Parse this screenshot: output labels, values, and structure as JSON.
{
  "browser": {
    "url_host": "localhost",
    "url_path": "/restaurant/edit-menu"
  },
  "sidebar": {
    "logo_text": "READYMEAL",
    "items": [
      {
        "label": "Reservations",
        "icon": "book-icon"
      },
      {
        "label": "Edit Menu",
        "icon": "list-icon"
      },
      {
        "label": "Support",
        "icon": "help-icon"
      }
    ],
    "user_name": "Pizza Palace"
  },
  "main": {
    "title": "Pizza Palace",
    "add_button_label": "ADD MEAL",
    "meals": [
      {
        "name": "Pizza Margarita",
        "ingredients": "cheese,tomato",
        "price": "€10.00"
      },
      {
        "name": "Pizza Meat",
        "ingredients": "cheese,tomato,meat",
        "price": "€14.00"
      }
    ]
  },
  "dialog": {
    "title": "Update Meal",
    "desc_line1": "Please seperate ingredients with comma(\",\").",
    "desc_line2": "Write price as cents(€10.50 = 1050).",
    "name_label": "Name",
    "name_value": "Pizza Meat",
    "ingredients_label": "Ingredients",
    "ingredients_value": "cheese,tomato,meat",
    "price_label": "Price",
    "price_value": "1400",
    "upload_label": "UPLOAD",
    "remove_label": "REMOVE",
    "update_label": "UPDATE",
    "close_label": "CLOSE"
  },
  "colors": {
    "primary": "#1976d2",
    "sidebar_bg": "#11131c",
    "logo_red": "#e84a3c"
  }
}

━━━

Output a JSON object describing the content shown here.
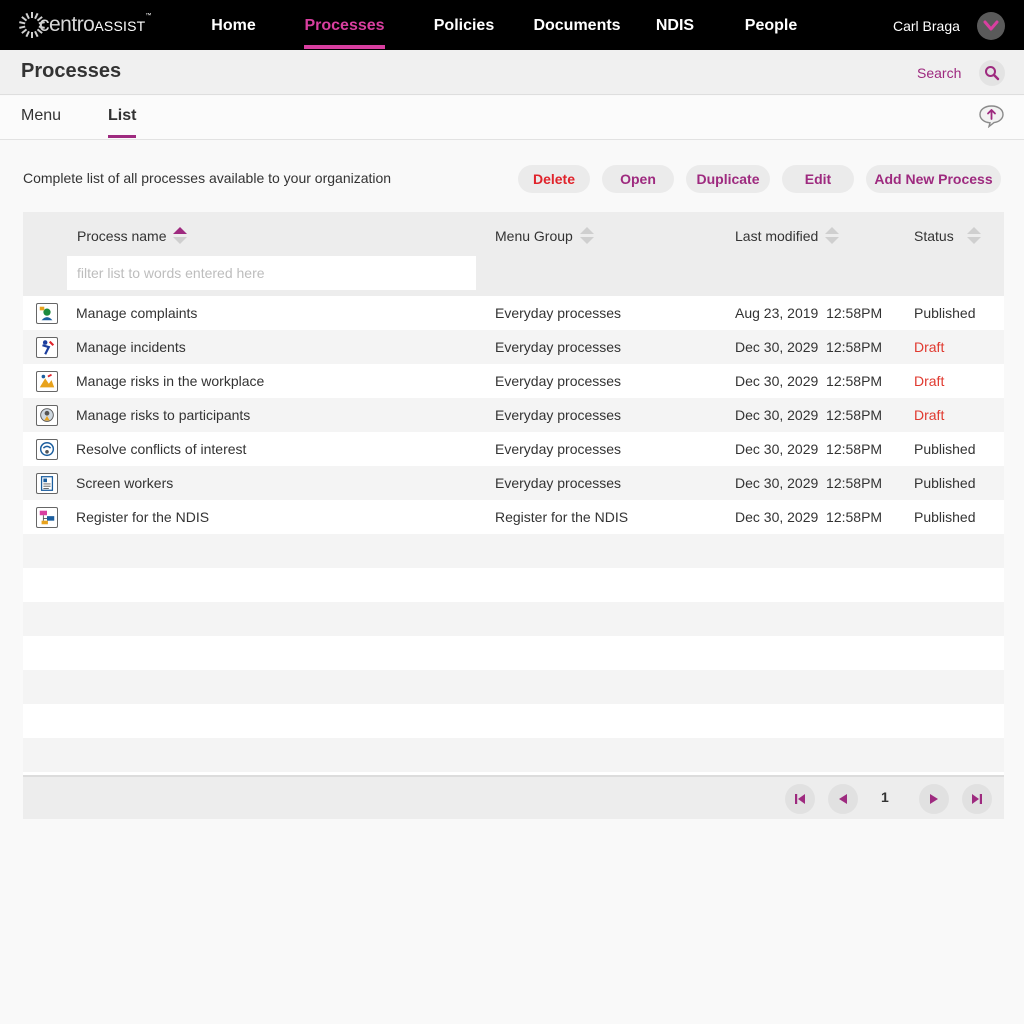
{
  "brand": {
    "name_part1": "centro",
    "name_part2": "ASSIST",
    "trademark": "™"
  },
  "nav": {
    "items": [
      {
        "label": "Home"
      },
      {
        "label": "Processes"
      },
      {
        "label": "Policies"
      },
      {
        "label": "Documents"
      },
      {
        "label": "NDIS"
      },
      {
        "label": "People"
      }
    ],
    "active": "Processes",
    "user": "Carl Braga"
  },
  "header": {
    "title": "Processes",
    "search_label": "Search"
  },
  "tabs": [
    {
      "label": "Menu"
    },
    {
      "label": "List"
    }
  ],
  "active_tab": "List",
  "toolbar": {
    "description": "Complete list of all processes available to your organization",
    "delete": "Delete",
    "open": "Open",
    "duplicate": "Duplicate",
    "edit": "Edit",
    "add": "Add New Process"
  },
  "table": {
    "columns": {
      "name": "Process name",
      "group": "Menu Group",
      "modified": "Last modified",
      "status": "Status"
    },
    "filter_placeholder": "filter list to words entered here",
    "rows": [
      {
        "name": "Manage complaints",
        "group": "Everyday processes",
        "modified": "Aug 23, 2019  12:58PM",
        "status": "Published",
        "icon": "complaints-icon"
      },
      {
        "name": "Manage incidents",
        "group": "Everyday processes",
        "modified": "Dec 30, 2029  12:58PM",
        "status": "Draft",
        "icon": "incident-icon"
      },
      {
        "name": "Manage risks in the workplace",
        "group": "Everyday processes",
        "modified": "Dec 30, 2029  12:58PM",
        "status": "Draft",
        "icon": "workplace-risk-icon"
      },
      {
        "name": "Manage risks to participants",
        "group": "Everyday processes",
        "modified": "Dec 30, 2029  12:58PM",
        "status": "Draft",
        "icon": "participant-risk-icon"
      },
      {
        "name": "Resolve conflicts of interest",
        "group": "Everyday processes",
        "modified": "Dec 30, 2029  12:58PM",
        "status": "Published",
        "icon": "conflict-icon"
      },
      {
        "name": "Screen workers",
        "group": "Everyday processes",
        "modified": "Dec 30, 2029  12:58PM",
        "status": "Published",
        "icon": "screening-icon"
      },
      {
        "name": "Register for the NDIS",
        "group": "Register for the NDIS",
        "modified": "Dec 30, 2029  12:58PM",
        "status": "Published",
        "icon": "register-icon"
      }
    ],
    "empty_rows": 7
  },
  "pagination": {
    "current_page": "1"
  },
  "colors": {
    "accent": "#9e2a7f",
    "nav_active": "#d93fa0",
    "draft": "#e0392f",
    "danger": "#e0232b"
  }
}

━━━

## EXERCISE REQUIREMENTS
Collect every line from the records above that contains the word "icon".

## SOLUTION BELOW
        "icon": "book-icon"
        "icon": "list-icon"
        "icon": "help-icon"
        "icon": "complaints-icon"
        "icon": "incident-icon"
        "icon": "workplace-risk-icon"
        "icon": "participant-risk-icon"
        "icon": "conflict-icon"
        "icon": "screening-icon"
        "icon": "register-icon"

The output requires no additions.